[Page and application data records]
# # #
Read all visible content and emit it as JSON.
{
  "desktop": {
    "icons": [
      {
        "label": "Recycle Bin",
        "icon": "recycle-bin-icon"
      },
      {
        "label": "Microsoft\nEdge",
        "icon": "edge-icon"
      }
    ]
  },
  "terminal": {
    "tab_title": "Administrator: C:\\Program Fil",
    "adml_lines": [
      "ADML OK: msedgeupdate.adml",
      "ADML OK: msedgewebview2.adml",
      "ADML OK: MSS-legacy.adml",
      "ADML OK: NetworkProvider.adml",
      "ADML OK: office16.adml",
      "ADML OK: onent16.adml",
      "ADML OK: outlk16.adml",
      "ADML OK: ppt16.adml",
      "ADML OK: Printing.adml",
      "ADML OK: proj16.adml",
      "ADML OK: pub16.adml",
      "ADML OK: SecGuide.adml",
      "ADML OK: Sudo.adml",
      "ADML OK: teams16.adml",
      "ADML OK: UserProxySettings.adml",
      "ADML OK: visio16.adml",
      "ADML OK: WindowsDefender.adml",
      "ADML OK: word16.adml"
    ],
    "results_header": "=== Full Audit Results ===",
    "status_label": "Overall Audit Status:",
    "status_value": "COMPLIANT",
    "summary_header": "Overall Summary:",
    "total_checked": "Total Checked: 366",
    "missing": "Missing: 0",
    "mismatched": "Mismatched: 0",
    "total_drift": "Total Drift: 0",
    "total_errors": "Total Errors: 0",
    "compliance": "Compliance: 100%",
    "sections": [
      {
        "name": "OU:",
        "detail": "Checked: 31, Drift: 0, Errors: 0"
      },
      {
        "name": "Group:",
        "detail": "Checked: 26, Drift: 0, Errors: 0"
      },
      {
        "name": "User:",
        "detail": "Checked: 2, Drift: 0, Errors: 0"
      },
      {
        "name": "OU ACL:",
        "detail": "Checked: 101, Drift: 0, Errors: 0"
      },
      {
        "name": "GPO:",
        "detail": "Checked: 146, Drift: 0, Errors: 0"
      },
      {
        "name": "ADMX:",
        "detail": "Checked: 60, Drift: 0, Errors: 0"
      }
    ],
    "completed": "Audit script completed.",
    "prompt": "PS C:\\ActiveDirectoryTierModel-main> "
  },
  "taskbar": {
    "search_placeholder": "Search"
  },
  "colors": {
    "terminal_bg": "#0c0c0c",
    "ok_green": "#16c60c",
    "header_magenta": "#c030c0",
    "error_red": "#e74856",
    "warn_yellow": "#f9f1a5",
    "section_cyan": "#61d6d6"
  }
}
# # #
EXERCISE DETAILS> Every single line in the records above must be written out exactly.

WRITTEN SOLUTION>
Read all visible content and emit it as JSON.
{
  "desktop": {
    "icons": [
      {
        "label": "Recycle Bin",
        "icon": "recycle-bin-icon"
      },
      {
        "label": "Microsoft\nEdge",
        "icon": "edge-icon"
      }
    ]
  },
  "terminal": {
    "tab_title": "Administrator: C:\\Program Fil",
    "adml_lines": [
      "ADML OK: msedgeupdate.adml",
      "ADML OK: msedgewebview2.adml",
      "ADML OK: MSS-legacy.adml",
      "ADML OK: NetworkProvider.adml",
      "ADML OK: office16.adml",
      "ADML OK: onent16.adml",
      "ADML OK: outlk16.adml",
      "ADML OK: ppt16.adml",
      "ADML OK: Printing.adml",
      "ADML OK: proj16.adml",
      "ADML OK: pub16.adml",
      "ADML OK: SecGuide.adml",
      "ADML OK: Sudo.adml",
      "ADML OK: teams16.adml",
      "ADML OK: UserProxySettings.adml",
      "ADML OK: visio16.adml",
      "ADML OK: WindowsDefender.adml",
      "ADML OK: word16.adml"
    ],
    "results_header": "=== Full Audit Results ===",
    "status_label": "Overall Audit Status:",
    "status_value": "COMPLIANT",
    "summary_header": "Overall Summary:",
    "total_checked": "Total Checked: 366",
    "missing": "Missing: 0",
    "mismatched": "Mismatched: 0",
    "total_drift": "Total Drift: 0",
    "total_errors": "Total Errors: 0",
    "compliance": "Compliance: 100%",
    "sections": [
      {
        "name": "OU:",
        "detail": "Checked: 31, Drift: 0, Errors: 0"
      },
      {
        "name": "Group:",
        "detail": "Checked: 26, Drift: 0, Errors: 0"
      },
      {
        "name": "User:",
        "detail": "Checked: 2, Drift: 0, Errors: 0"
      },
      {
        "name": "OU ACL:",
        "detail": "Checked: 101, Drift: 0, Errors: 0"
      },
      {
        "name": "GPO:",
        "detail": "Checked: 146, Drift: 0, Errors: 0"
      },
      {
        "name": "ADMX:",
        "detail": "Checked: 60, Drift: 0, Errors: 0"
      }
    ],
    "completed": "Audit script completed.",
    "prompt": "PS C:\\ActiveDirectoryTierModel-main> "
  },
  "taskbar": {
    "search_placeholder": "Search"
  },
  "colors": {
    "terminal_bg": "#0c0c0c",
    "ok_green": "#16c60c",
    "header_magenta": "#c030c0",
    "error_red": "#e74856",
    "warn_yellow": "#f9f1a5",
    "section_cyan": "#61d6d6"
  }
}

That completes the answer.